Abraham Lincoln Memorial Hospital wants to know your thoughts about
health care needs in the future. This week they will send a brochure
and five-question survey to every area home and business. Community
members are asked to read the information, fill out the postage-paid
survey and return it to ALMH.
This request for community feedback
is all part of a two-year project called ALMH 2010. ALMH President
and CEO Woody Hester explains that both the hospital board of
directors and administrators are taking a "timeout" to evaluate this
community's health care needs in the year 2010 and beyond.
"The biggest threat to any
organization is that its leaders become so caught up in the
day-to-day challenges that they neglect to look toward the future,"
Hester says. "What results is an organization so far behind the
times that it can never catch up. I don't want ALMH to ever be in
So, ALMH is asking community members
for their ideas about future health care needs.
The informational brochure and
survey will give every household in the ALMH service area a chance
to learn about ALMH's needs for the future and four options for
meeting those needs. Choices range from "most conservative," a plan
in which ALMH upgrades technology and remodels interior spaces as
needed, to a "most aggressive" approach of building a brand-new
21st-century health care center. In between are two options for
dramatically expanding and renovating the current facility at 315
Already, ALMH has heard from 114
local citizens in eight community focus groups at ALMH, Emden and
Mount Pulaski. There is still another focus group planned for March

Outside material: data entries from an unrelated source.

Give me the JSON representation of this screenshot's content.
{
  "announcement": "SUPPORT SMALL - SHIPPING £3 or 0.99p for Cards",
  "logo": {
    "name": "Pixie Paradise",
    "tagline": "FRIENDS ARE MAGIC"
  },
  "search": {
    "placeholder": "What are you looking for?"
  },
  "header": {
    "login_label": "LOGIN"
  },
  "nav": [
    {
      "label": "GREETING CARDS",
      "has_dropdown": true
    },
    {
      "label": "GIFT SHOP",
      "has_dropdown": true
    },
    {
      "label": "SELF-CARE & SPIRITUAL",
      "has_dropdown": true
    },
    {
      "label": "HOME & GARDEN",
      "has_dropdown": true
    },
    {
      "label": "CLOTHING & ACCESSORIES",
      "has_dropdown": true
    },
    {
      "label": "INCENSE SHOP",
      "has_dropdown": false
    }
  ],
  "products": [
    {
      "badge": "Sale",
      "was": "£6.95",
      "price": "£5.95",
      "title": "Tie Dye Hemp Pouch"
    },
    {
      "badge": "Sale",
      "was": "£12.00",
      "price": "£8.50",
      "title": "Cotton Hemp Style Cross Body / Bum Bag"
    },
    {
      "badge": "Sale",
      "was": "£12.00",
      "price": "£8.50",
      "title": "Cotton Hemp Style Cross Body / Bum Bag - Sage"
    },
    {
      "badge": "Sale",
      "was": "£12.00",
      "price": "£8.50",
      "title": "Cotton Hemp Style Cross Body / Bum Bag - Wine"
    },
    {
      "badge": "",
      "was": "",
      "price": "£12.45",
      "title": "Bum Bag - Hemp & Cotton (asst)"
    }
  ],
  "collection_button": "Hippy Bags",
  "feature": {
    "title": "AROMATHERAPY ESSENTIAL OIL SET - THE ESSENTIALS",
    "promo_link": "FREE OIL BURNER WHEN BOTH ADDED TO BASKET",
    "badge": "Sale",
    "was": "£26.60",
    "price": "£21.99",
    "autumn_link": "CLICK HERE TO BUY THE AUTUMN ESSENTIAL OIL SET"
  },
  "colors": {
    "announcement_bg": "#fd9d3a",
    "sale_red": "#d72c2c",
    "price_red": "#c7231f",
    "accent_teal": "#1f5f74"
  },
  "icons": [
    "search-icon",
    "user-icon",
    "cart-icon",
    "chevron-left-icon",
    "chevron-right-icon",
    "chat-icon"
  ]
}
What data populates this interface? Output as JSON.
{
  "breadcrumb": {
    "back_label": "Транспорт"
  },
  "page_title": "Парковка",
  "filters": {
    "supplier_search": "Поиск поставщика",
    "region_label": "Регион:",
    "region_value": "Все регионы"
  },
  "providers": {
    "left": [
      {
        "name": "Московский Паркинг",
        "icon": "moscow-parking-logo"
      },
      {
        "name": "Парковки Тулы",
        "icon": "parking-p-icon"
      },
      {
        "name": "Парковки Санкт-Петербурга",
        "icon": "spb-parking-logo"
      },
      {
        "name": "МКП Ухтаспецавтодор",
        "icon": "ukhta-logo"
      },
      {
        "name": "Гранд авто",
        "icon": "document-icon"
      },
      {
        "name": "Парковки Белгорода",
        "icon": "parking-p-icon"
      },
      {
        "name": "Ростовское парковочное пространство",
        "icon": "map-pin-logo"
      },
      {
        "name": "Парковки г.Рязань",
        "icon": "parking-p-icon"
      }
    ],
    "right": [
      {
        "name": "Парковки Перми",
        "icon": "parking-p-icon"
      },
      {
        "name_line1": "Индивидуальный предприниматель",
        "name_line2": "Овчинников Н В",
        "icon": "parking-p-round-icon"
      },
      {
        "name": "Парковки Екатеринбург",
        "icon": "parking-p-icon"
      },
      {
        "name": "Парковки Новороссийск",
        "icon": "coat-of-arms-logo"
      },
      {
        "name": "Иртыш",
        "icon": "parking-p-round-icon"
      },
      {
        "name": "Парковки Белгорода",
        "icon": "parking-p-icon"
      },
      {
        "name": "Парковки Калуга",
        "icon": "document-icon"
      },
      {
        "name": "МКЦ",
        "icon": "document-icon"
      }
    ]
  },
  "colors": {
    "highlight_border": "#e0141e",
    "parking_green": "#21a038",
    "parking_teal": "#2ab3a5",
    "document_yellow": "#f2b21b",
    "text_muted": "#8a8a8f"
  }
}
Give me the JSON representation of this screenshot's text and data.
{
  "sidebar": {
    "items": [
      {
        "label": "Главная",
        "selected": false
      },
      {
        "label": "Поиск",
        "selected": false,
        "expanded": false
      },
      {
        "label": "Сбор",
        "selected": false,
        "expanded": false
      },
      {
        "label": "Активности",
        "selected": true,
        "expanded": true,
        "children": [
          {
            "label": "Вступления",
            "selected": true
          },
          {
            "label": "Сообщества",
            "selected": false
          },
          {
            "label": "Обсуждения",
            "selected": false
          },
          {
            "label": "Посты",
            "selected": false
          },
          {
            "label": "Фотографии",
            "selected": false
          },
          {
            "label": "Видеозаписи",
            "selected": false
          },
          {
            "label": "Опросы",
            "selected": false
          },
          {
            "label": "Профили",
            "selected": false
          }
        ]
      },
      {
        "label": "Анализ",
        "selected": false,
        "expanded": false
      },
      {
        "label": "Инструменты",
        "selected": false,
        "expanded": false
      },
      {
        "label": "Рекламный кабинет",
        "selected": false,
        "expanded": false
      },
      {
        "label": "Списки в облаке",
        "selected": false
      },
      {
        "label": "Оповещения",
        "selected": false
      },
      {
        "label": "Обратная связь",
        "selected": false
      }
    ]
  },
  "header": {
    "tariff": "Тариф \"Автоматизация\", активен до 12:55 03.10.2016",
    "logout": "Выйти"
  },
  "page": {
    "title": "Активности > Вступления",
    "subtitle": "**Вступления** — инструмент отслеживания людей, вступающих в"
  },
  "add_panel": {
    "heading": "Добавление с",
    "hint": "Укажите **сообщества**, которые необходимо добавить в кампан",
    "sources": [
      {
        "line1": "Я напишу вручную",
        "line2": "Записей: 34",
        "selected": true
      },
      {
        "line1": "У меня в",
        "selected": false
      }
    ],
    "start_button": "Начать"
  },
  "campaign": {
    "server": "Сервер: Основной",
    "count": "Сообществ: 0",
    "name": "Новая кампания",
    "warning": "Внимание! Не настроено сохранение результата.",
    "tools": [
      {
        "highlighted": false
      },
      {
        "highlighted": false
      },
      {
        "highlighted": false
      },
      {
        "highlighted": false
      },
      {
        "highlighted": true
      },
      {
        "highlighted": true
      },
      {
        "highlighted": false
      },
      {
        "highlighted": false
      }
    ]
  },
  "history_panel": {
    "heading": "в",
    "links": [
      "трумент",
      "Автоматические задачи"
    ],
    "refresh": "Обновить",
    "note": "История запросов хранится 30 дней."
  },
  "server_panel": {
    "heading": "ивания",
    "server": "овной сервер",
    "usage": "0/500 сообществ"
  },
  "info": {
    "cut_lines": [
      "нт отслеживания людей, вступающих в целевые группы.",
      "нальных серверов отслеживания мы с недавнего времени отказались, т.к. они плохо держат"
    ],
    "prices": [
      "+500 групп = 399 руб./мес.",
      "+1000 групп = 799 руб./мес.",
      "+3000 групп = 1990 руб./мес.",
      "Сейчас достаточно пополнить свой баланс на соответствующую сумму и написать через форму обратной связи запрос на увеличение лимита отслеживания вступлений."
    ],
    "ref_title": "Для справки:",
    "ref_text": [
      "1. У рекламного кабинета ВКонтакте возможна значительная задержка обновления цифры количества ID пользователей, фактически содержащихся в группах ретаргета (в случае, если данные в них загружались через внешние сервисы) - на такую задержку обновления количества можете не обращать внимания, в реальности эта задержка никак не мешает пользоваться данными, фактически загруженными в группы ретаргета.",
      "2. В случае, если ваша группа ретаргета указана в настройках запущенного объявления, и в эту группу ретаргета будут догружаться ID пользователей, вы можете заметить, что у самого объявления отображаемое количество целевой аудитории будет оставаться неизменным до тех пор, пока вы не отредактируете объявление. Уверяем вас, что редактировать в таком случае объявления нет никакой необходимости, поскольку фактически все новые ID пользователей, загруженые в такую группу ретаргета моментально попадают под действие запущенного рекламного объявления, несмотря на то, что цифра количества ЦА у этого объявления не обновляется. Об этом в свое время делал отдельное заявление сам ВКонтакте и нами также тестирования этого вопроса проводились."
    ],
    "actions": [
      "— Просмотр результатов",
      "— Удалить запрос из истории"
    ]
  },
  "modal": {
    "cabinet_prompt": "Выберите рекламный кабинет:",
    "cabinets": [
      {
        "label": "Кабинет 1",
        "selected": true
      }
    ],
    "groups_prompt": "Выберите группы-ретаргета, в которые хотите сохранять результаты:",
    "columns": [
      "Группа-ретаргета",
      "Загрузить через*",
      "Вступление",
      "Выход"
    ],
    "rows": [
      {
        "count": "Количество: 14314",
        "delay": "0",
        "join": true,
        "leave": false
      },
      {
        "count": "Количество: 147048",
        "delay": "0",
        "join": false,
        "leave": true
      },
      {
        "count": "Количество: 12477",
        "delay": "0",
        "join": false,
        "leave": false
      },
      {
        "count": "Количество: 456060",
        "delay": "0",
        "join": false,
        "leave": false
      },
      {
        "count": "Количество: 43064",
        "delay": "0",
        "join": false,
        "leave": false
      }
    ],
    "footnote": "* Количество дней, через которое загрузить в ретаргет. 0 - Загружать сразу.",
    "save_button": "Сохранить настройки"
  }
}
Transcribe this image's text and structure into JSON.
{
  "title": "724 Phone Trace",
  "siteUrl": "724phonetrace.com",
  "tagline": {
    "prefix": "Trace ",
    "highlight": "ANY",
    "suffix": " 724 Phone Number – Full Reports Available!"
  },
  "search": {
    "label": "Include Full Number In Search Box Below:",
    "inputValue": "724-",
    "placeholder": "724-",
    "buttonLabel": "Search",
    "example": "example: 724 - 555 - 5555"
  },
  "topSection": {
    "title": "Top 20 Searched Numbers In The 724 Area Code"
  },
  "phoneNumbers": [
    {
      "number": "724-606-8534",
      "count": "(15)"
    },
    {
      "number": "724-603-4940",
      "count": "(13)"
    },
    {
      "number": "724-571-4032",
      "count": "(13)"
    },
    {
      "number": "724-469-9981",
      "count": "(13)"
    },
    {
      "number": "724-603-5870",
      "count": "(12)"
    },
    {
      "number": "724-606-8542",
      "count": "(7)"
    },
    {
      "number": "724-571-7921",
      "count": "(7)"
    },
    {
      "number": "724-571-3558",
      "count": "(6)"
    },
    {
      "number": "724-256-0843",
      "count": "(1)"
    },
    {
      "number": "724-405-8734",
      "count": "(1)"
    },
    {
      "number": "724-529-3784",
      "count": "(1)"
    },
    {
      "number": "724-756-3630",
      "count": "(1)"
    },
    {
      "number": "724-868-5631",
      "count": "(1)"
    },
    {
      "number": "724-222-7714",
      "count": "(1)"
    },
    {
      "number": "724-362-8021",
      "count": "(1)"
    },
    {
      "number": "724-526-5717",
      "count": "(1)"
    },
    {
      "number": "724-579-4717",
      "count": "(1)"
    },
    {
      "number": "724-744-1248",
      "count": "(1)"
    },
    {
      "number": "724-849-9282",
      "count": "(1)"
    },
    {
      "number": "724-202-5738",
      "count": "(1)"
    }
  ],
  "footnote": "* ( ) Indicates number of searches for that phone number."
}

9, as well as presentations to the Lincoln Rotary, Kiwanis and Zonta
Those with additional comments about
the ALMH 2010 choices are encouraged to send an e-mail to
of second column in this article]
In mid-April, ALMH leaders will summarize the
feedback they have received from the community. The ALMH board of
directors will review this information, along with architectural advice
and financing options, to make a final recommendation in the fall of 2005.
Driving the 2010 discussion is the
need to update ALMH's energy plant, which is estimated to cost $10
million. Right now ALMH is operating on a 1950s single-loop climate
control system. "We either have to heat the entire building or cool
the entire building -- and that makes the temperature pretty
uncomfortable for patients and employees at least six months out of
the year -- not to mention how inefficient it is with today's energy
costs," explains Hester.
Another need identified by ALMH
staff is more room on the main floor for easy-to-access outpatient
care. Experts predict that an aging population and new technology
will lead to a 30 percent volume increase in outpatient care,
including more demand for already busy services such as physical
therapy, diagnostic imaging and same-day surgery. New technologies
will also enable community health care centers like ALMH to perform
many more outpatient procedures in the future that in the past have
been reserved for larger medical centers.
The goal of the ALMH 2010 project is
to create a convenient, friendly, high-quality "health center" that
provides "feels really good" care and services to a predominantly
outpatient population. "Yet only our community can define 'feels
really good' care," stresses Hester. "This survey gives them the
opportunity to tell us what kind of project they prefer and are
willing to support."
[Marty Ahrends, executive
director of community development, Abraham Lincoln Memorial Hospital]